[Task item] All that is asked is a faithful reproduction of the entries.
"""
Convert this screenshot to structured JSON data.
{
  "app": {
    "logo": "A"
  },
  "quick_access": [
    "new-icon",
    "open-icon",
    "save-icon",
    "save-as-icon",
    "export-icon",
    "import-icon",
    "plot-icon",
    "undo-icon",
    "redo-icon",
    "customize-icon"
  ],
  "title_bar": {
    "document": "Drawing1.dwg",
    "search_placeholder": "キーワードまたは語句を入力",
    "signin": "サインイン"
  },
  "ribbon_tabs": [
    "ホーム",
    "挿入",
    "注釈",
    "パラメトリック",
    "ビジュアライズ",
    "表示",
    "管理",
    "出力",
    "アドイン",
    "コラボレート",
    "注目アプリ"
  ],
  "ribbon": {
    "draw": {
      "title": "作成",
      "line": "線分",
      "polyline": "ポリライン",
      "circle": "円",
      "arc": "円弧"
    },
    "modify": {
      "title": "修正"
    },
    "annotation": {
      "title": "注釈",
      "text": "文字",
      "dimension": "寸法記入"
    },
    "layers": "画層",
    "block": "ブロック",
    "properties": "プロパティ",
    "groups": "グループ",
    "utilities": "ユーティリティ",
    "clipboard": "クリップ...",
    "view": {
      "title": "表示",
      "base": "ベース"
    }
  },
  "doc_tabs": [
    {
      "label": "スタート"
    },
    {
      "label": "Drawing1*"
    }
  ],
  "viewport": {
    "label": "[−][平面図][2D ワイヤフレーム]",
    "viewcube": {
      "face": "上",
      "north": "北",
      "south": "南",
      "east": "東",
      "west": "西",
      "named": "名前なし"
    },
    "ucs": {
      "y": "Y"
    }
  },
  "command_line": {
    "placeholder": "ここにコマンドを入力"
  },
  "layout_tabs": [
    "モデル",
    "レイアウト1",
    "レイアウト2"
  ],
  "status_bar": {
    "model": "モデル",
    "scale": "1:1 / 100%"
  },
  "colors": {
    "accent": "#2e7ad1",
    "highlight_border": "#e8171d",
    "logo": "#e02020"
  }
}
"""
[Solution below]
Convert this screenshot to structured JSON data.
{
  "app": {
    "logo": "A"
  },
  "quick_access": [
    "new-icon",
    "open-icon",
    "save-icon",
    "save-as-icon",
    "export-icon",
    "import-icon",
    "plot-icon",
    "undo-icon",
    "redo-icon",
    "customize-icon"
  ],
  "title_bar": {
    "document": "Drawing1.dwg",
    "search_placeholder": "キーワードまたは語句を入力",
    "signin": "サインイン"
  },
  "ribbon_tabs": [
    "ホーム",
    "挿入",
    "注釈",
    "パラメトリック",
    "ビジュアライズ",
    "表示",
    "管理",
    "出力",
    "アドイン",
    "コラボレート",
    "注目アプリ"
  ],
  "ribbon": {
    "draw": {
      "title": "作成",
      "line": "線分",
      "polyline": "ポリライン",
      "circle": "円",
      "arc": "円弧"
    },
    "modify": {
      "title": "修正"
    },
    "annotation": {
      "title": "注釈",
      "text": "文字",
      "dimension": "寸法記入"
    },
    "layers": "画層",
    "block": "ブロック",
    "properties": "プロパティ",
    "groups": "グループ",
    "utilities": "ユーティリティ",
    "clipboard": "クリップ...",
    "view": {
      "title": "表示",
      "base": "ベース"
    }
  },
  "doc_tabs": [
    {
      "label": "スタート"
    },
    {
      "label": "Drawing1*"
    }
  ],
  "viewport": {
    "label": "[−][平面図][2D ワイヤフレーム]",
    "viewcube": {
      "face": "上",
      "north": "北",
      "south": "南",
      "east": "東",
      "west": "西",
      "named": "名前なし"
    },
    "ucs": {
      "y": "Y"
    }
  },
  "command_line": {
    "placeholder": "ここにコマンドを入力"
  },
  "layout_tabs": [
    "モデル",
    "レイアウト1",
    "レイアウト2"
  ],
  "status_bar": {
    "model": "モデル",
    "scale": "1:1 / 100%"
  },
  "colors": {
    "accent": "#2e7ad1",
    "highlight_border": "#e8171d",
    "logo": "#e02020"
  }
}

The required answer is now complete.